A tough 12 months worsened for
Thursday when the company previewed a wider-than-expected fourth-quarter loss and said it will eliminate up to 250 jobs worldwide.
The stock rose 24 cents, or 2.4%, to $10.24 in premarket trading.
The circuit maker expects to lose 13 cents a share before amortization of intangibles and other items in the quarter, on revenue of $209 million. Analysts had expected a loss of 4 cents a share on sales of $208.7 million, according to Thomson First Call.
The low end of Cypress' previous fourth-quarter loss estimate was 9 cents a share. "Most of the difference is due to the underutilization of its factories," Cypress said Thursday.
The company plans a restructuring that will include the merging of its timing technology division and personal communication division into a "market-oriented consumer and computation division." It will also reduce its workforce at a factory in Minnesota, close a computer-aided design center in Texas, and reduce "the number of layers of management in the company."
The moves will create "a reduction in force that could affect as many as 250 employees worldwide." Cypress expects to record a charge of about $15 million to cover the steps.
Cypress' stock was roughly halved in 2004 amid a string of earnings shortfalls.

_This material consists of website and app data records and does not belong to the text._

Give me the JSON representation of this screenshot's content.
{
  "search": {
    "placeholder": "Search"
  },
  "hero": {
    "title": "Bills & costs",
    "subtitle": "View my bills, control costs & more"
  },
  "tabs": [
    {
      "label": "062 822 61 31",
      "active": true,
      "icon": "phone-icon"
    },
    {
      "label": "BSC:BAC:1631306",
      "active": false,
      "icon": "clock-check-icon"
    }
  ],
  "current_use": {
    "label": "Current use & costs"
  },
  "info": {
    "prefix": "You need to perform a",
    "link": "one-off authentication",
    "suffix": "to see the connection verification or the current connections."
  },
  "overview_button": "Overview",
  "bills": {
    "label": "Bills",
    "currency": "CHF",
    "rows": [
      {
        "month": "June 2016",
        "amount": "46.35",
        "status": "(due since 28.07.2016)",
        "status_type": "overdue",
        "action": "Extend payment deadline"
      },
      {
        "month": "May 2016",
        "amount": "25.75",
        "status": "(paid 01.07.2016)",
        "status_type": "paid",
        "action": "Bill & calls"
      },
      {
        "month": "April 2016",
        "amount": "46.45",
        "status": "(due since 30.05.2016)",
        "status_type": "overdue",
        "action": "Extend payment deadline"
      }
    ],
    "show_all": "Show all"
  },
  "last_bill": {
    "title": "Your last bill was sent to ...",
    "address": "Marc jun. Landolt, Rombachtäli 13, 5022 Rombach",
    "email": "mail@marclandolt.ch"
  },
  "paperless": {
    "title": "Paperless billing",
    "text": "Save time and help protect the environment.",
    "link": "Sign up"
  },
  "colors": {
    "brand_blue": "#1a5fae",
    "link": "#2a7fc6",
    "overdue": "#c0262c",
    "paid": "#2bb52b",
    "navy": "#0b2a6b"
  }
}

The company announced lower third-quarter earnings on Oct. 14, saying at that time: "What appeared to be a simple, short-term over-inventory situation in the computation and consumer segment has extended to our communications and wireless segments as well."